Routine sampling of Rodman reservoir from 1992 to 1994 collected 38 species of fish versus 35 species of collected form the Oklawaha River. Based on biomass estimates (the appropriate analysis) provided by the St. Johns River Water Management District over 60% of Rodman Reservoir fish population is currently sport fish. There has been no statistically significant shifts to non-game fish since reservoir formation. Although direct comparisons were not made it was recognized that Rodman reservoir fish population is orders of magnitude higher than the population that can be supported by a restored Oklawaha River. St. Johns River Water Management District also states that 13 fish species known or “expected”: to have been present in the Oklawaha River and associated tributaries in the area currently occupied by Rodman Reservoir are now absent in the reservoir. Of the 13 species listed, the only species that has probably been eliminated from the watershed is the bluenose shiner, but this species has not been collected from the Oklawaha River main channel or its tributaries since 1949. Florida Game and Fresh Water Fish Commission documented the sport-fishing use of the Rodman Reservoir (281,611 person hours 4-5 times greater than the use of the Oklawaha River (62,209 person hours) Florida GFC documented that the sport fishery of Rodman Reservoir is better than most natural lakes for which data was available and the angler catch harvest and success is better in Rodman Reservoir than the Oklawaha River. (St. Johns River Water Management District Environmental Studies Concerning Four Alternatives for Rodman Reservoir and The Oklawaha River, Volume 15- Pages 14, 15, 24, 25, 26, 27, 28, 29, 39, 40, & 52 Florida GFC Recreational Use and Fisheries Report, Pages 15, 16, 17,& 18)
Rodman Reservoir does not block the movement of fishes and the Oklawaha River Is not a major spawning area for migratory fish.

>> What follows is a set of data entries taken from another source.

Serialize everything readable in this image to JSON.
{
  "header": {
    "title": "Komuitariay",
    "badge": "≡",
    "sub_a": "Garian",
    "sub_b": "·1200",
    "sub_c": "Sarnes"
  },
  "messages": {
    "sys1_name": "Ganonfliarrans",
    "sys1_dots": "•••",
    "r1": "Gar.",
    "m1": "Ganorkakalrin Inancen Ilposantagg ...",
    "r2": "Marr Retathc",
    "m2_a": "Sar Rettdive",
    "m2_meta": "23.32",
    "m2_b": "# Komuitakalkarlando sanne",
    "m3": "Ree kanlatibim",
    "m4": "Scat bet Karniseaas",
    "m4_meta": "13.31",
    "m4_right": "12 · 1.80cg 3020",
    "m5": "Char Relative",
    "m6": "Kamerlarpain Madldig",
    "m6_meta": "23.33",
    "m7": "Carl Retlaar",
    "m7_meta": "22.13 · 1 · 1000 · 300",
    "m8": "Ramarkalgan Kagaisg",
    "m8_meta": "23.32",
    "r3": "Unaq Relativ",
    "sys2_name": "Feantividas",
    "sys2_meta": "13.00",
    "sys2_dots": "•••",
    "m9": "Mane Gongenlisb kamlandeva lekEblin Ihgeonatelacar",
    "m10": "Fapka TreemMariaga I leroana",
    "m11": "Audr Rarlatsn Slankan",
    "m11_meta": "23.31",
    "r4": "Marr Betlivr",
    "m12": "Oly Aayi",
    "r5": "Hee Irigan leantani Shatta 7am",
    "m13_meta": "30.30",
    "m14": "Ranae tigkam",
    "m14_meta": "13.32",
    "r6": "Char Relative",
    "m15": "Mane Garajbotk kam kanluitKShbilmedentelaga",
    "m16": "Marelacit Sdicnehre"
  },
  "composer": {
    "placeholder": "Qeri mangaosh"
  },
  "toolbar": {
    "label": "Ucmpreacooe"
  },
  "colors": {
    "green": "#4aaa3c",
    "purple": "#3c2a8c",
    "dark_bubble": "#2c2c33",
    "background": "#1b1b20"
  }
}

Migratory fish such as striped bass, eels and mullet are found upstream of Rodman Reservoir. Although the dam impedes movement fish move through Buckman Lock. The Oklawaha River is not used for spawning by fish such as mullet and eels. St. Johns River Water Management District states it has been “suspected” that the collapse of the St. Johns River population of striped bass “may be” related to the construction of Rodman Dam because the Oklawaha was “probably” a major spawning ground, The District incorrectly cites the 1955 study of McClane’s, because McClane never stated the Oklawaha was a major spawning ground for striped bass, McClane stated local abundance fluctuates considerably form year to year, (St. Johns River Water Management District Environmental Studies Concerning Four Alternatives for Rodman Reservoir and The Oklawaha River Volume 14- Pages 4, 5, 12, & 13- Florida GFC Recreational Use and Fisheries Report, Page 16 & 21)
Removal of Rodman reservoir will not provide large amounts of habitat for the Florida black bear of the Florida panther.
St. Johns River Water Management District found that the reservoir does not inhibit the north/south movement of bears. The Oklawaha River and the Ocala National Forest are not considered by the Florida GFC as a potential reintroduction area for Florida panthers due to the density of human development. The existing Rodman Reservoir Complex, however, could act as a wildlife corridor for panthers if they should ever enter the area. If restoration is undertaken, the Rodman reservoir would provide habitat for less than 2 bears and habitat for less than 1 panther. (St. Johns River Water Management District Environmental Studies Concerning Four Alternatives for Rodman Reservoir and The Oklawaha River, Volume 18 – pages 33, 34,& 39)
Rodman Fishing Report
The summer time fishing continues to be excellent! We are generally doing half day and 6 hour trips right now to beat the heat. These trips are still producing 15-30 fish. The key right now on Rodman is water clarity. The fish are considerably more active in the clearer water and seem to back off a bit after a couple days of rain. The key has been fishing floating vegetation in the old river channel or shallow water flats close to deeper water. Baits of choice have been Wild Shiners, Speed Worms, and Swim Senkos.